"It definitely felt a like an important moment. For someone who's been fighting in this movement for a long time ... it's overwhelming. Wow!" -- Chris Seelbach, a gay rights activist elected last year as Cincinnati's first openly gay city councilman.
"I'm not really for gay marriage. I think a man should be with a woman in God's eyes and a woman should be with a man. But to each his own." -- Joanie Taylor, 55, who works in the medical field and lives in Utica, Mich.
"His coming out in favor of gay marriage demonstrates that the issue is more important than anything of a political nature during a presidential campaign. ... I think this shows courage. He did this despite the fact that he might lose votes over it." -- Glen Miles, senior minister at Country Club Christian Church in Kansas City, Mo.
"This will unify the gay community, completely. He's going to have us 100 percent behind him." -- Keith Adams, 47, of Hollywood, Calif.
"Obama's proclamation, to me, just gives insight into his moral fiber. It's inappropriate for him to be speaking about it as president." -- Joe Alexander, an executive recruiter from Lexington, Ky.
"It's good, I guess, that he's being upfront about what he stands for. I guess I respect that, but I don't think it's a huge defining moment in history that he said that." -- Cassondra Keller, a 20-year-old advertising and marketing student at Marquette University in Wisconsin.
"I'm not surprised by anything Obama does.
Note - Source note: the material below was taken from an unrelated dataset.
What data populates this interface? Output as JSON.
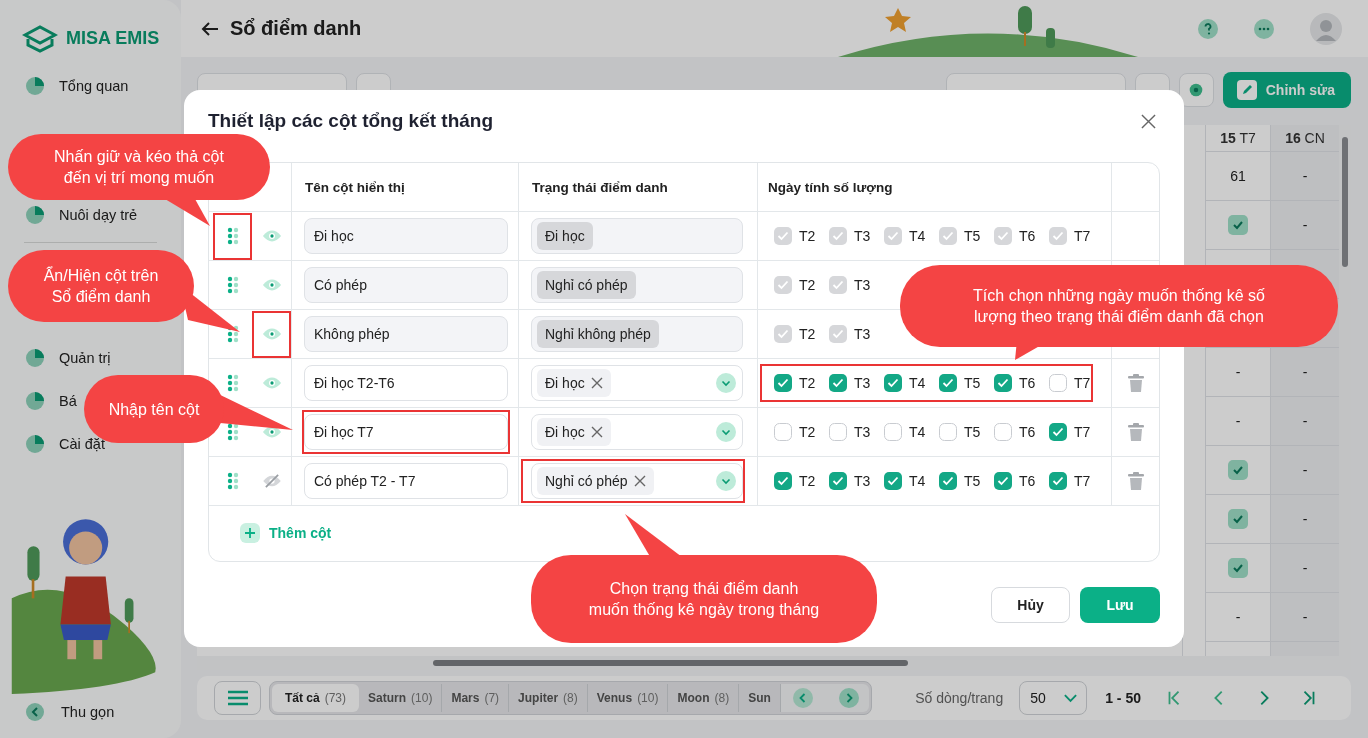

He'll go with anything that makes him look better. ... I think all politicians are just in it for their own gain." -- Sean Schwiger, 41, a restaurant cook in a Murfreesboro, Tenn.
"That's a great thing, he's been holding out on that for a while." -- Zachary John, 25, an energy consultant in Baltimore.